before, complementing Mrs. Mary’s culinary creation.  Once more we passed

the evening with walks to the sutlers and conversing under the company fly.

 

Monday, July 3 was to be the climax of the event.  It started out, however,

with a surprise as we learned it was Cpl. Jim’s birthday.  Such milestones

could not go unrecorded, and after some debate as to how the moment should

be commemorated, it was decided that an appropriate gesture would be to

prepare a birthday cake.  Not any birthday cake, mind you, but something

special; something that would stand the test of time, emblazon itself

forever in the unit’s history and adequately express our love and

appreciation for the Corporal.

 

While the Corporal was off tending to matters with the Major, Pvt. Bo stood

guard and provided a shield from prying eyes enabling Yours Truly to

manufacture the birthday device.  I found a pile of evidence that the

cavalry had passed through and scooped up a mess of the equine memorabilia.

 The inglorious ingredient was then paddled delicately into a cake.  Sgt.

Ken provided a candle and someone added a stomped out cigar butt for

sentimentality.

 

When Cpl. Jim returned to the company fly we proudly presented him with the

cake, candle, cigar and all accompanied by a chorus of “Happy Birthday to

You.”  Although the Corporal accepted this beau geste with a touch of

modesty, the ceremony mercifully ended quickly as the cake and contents

were immediately dispatched to a trash bin well away from the company

street.

 

First call for the battle came early in the afternoon and once again we

trudged up the dirt road.  This time, we were led under a large tent next

to the viewer stands and told to wait.  Ice was passed to help us stay

cool.  It was then that our cannons opened up, blasting sequentially.  Yankee

cannon returned this compliment, and soon both sides were engaged in a

cannonade duel.

  

Then the order was given for us to move out.  We were put into battle

lines, this time battalion was placed directly in the center of the action

facing the enemy and our backs to the crowd.  A row of Yankee pickets

positioned themselves behind a fence along a dip in the field and the bulk

of the enemy was tightly packed in a strong defensive position some forty

yards beyond.

 

Forward march came the order and we headed directly to the enemy position

stopping occasionally to straighten our lines and to fire.  The enemy

pickets were gone by time we reached the fence, which we tore apart to

continue our forward progress, all the time firing and reloading.  At this

point, many Confederates had fallen, but we were determined to drive the

Yankees out.  Tightening our lines we made one last charge to break the

enemy.  The Yankee fire was hot and true and soon only a hand full of our
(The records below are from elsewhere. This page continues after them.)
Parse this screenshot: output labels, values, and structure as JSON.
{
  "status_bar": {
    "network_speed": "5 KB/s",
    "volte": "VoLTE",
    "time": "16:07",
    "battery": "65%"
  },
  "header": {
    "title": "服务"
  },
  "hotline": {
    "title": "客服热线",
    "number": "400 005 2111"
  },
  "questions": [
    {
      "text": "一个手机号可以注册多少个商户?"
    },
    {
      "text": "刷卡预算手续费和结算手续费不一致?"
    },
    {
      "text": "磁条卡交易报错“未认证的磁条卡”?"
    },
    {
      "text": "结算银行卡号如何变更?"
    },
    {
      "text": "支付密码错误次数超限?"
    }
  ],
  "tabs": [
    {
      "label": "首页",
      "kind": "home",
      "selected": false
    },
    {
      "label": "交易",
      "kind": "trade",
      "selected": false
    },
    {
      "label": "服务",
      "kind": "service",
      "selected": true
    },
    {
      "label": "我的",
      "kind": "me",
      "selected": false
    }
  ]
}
boys was still in the fight.  Not one was able to get within 15 yards of

the enemy.  Our attack stalled and we were ordered to withdraw.  We would

fight them another time, another place.

 

 Upon our return to camp we stored our equipment and went about the last bit

of policing.  We struck our tents and broke camp.  Sgt. Ken was called on

to lead the unit in a parting prayer.  We acknowledge with an “Amen” and

headed out.

 

The next event is the fall Gettysburg event at Spangler’s Spring August 19

and 20.  Please let the Major know if you will be attending.

 

 Submitted With My Compliments,

 Cpl. Mike Lordi